Posts Tagged ‘children’s books’
Education.com’s introduction to Ransom Riggs was kind of an accident. During our last year of Summer Reading roundups, we found ourselves with a complete list for high school…until we noticed that one of our picks wasn’t going to be released until November. With only about a week to go before we the list went live, we summarily dispatched an editor (i.e., me) to the nearest Barnes and Noble, armed with Amazon’s top-ten for teens that year. The book I came back with? Miss Peregrine’s Home for Peculiar Children.
At Education.com, we strive to make our content friendly and inviting for all kinds of kids, so we try to stick to happy stuff. However, there’s a small contingent of kids out there who actually like to be scared, and go largely underserved every month of the year that isn’t October. I was definitely one of those kids – I always loved the thrill and suspense of ghost stories; of creeping mysteries and tales of the supernatural. Miss Peregrine’s Home for Peculiar Children, or Miss P as it’s often abbreviated, helped me reconnect with the kid in me that loved listening to scary stories under a blanket at sleepovers; that slightly woozy sensation of suspense that I still chase to this day.

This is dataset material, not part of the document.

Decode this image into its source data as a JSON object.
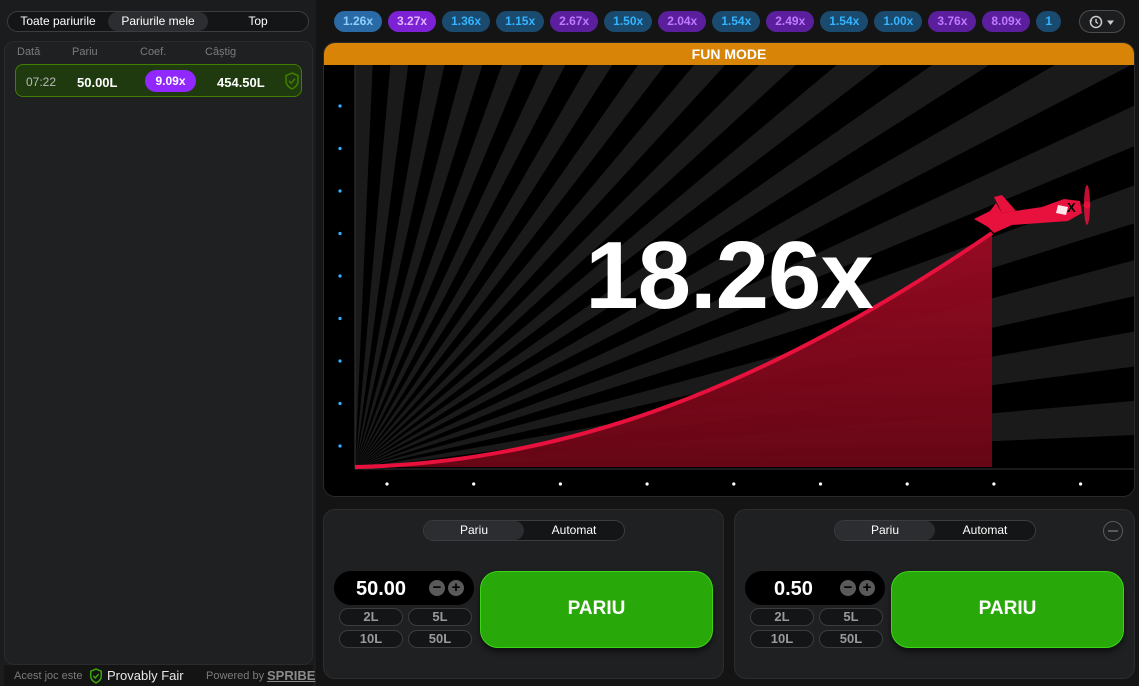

Honestly, I often wonder if Riggs even wrote Miss P with kids in mind: I likely would have never known it was intended for tweens if I hadn’t first seen that eerie cover in the children’s section of my local used bookstore. Still, the fact that it is strictly known as a children’s book is what made Miss P that much more refreshing: It’s scary, but not insulting. It doesn’t assault kids with horrific imagery, but it doesn’t attempt to shield them from scenarios that others might automatically proclaim “too scary” for kids’ delicate sensibilities.
While the Redwood City office is our official HQ, Education.com also employs a large team of freelance writers, designers, artists and photographers from all over the country. In our Freelancer Spotlight series, we pay tribute to our many beloved freelancers.

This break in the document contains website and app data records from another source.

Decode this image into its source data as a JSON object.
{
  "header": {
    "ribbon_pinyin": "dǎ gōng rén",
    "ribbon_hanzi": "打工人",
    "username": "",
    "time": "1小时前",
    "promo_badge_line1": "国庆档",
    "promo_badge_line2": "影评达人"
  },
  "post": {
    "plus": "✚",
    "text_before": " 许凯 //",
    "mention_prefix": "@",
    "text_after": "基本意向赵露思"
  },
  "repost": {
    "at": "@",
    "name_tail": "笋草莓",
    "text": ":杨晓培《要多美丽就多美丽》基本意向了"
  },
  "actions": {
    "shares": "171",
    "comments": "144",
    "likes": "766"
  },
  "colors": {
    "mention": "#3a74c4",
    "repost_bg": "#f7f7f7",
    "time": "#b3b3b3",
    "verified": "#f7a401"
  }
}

Brian Chang‘s name is known far and wide around the Education.com offices. Brian started out adding his vivid, pop-off-the-page illustrations to our worksheets, but when we began production on Brainzy, his addition to the art team there was a — pardon the pun — no-brainer. Brian’s illustrations are almost tangible: bright and beautiful and filled with fantasy, but always with a whiff of the very real past.
Name: Brian Chang

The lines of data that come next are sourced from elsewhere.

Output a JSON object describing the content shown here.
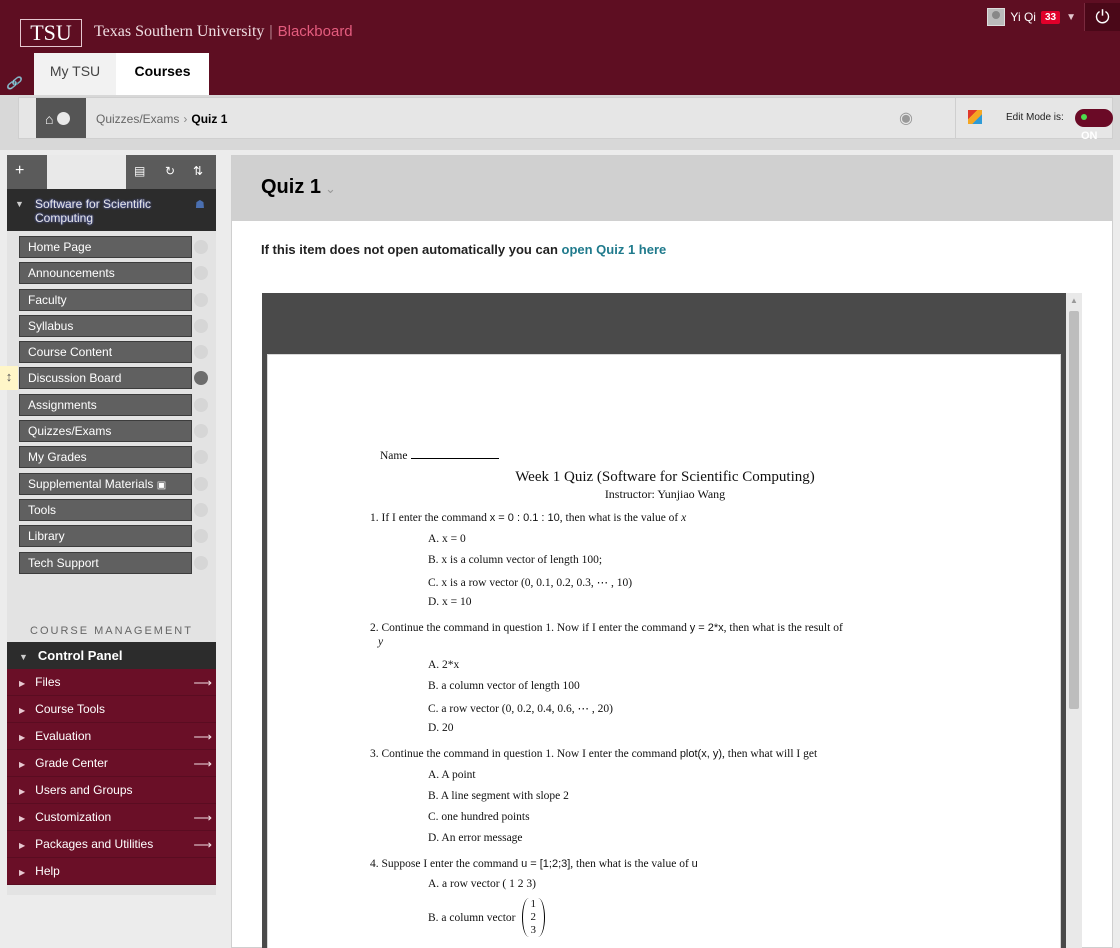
{
  "header": {
    "logo": "TSU",
    "university": "Texas Southern University",
    "separator": "|",
    "platform": "Blackboard",
    "tabs": [
      "My TSU",
      "Courses"
    ],
    "user_name": "Yi Qi",
    "notification_count": "33",
    "colors": {
      "brand": "#5e0e22",
      "badge": "#e0002a"
    }
  },
  "breadcrumb": {
    "parent": "Quizzes/Exams",
    "arrow": "›",
    "current": "Quiz 1",
    "edit_mode_label": "Edit Mode is:",
    "edit_mode_state": "ON"
  },
  "leftmenu": {
    "course_title": "Software for Scientific Computing",
    "items": [
      {
        "label": "Home Page"
      },
      {
        "label": "Announcements"
      },
      {
        "label": "Faculty"
      },
      {
        "label": "Syllabus"
      },
      {
        "label": "Course Content"
      },
      {
        "label": "Discussion Board"
      },
      {
        "label": "Assignments"
      },
      {
        "label": "Quizzes/Exams"
      },
      {
        "label": "My Grades"
      },
      {
        "label": "Supplemental Materials"
      },
      {
        "label": "Tools"
      },
      {
        "label": "Library"
      },
      {
        "label": "Tech Support"
      }
    ],
    "management_title": "COURSE MANAGEMENT",
    "control_panel": "Control Panel",
    "cp_items": [
      {
        "label": "Files",
        "arrow": true
      },
      {
        "label": "Course Tools",
        "arrow": false
      },
      {
        "label": "Evaluation",
        "arrow": true
      },
      {
        "label": "Grade Center",
        "arrow": true
      },
      {
        "label": "Users and Groups",
        "arrow": false
      },
      {
        "label": "Customization",
        "arrow": true
      },
      {
        "label": "Packages and Utilities",
        "arrow": true
      },
      {
        "label": "Help",
        "arrow": false
      }
    ]
  },
  "content": {
    "title": "Quiz 1",
    "notice_prefix": "If this item does not open automatically you can",
    "notice_link": "open Quiz 1 here",
    "document": {
      "name_label": "Name",
      "title": "Week 1 Quiz (Software for Scientific Computing)",
      "instructor": "Instructor: Yunjiao Wang",
      "q1": {
        "text_a": "1. If I enter the command",
        "cmd": "x = 0 : 0.1 : 10",
        "text_b": ", then what is the value of",
        "var": "x",
        "options": [
          "A. x = 0",
          "B. x is a column vector of length 100;",
          "C. x is a row vector (0, 0.1, 0.2, 0.3, ⋯ , 10)",
          "D. x = 10"
        ]
      },
      "q2": {
        "text_a": "2. Continue the command in question 1. Now if I enter the command",
        "cmd": "y = 2*x",
        "text_b": ", then what is the result of",
        "var": "y",
        "options": [
          "A. 2*x",
          "B. a column vector of length 100",
          "C. a row vector (0, 0.2, 0.4, 0.6, ⋯ , 20)",
          "D. 20"
        ]
      },
      "q3": {
        "text_a": "3. Continue the command in question 1. Now I enter the command",
        "cmd": "plot(x, y)",
        "text_b": ", then what will I get",
        "options": [
          "A. A point",
          "B. A line segment with slope 2",
          "C. one hundred points",
          "D. An error message"
        ]
      },
      "q4": {
        "text_a": "4. Suppose I enter the command",
        "cmd": "u = [1;2;3]",
        "text_b": ", then what is the value of",
        "var": "u",
        "opt_a": "A. a row vector ( 1 2 3)",
        "opt_b": "B. a column vector",
        "vector": [
          "1",
          "2",
          "3"
        ]
      }
    }
  }
}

I’m a: freelance illustrator hoping to have my own series of children’s books one day.
I live in: I am originally from San Carlos, California, but am currently living in Cleveland with my wonderful wife.
When I was a kid, I wanted to be a (fill in the blank) when I grew up. When I was a kid, I wanted to be a professional baseball player. Unfortunately my best baseball days peaked in Little League. I knew it was time to hang up the cleats when I managed to hit four batters in one game!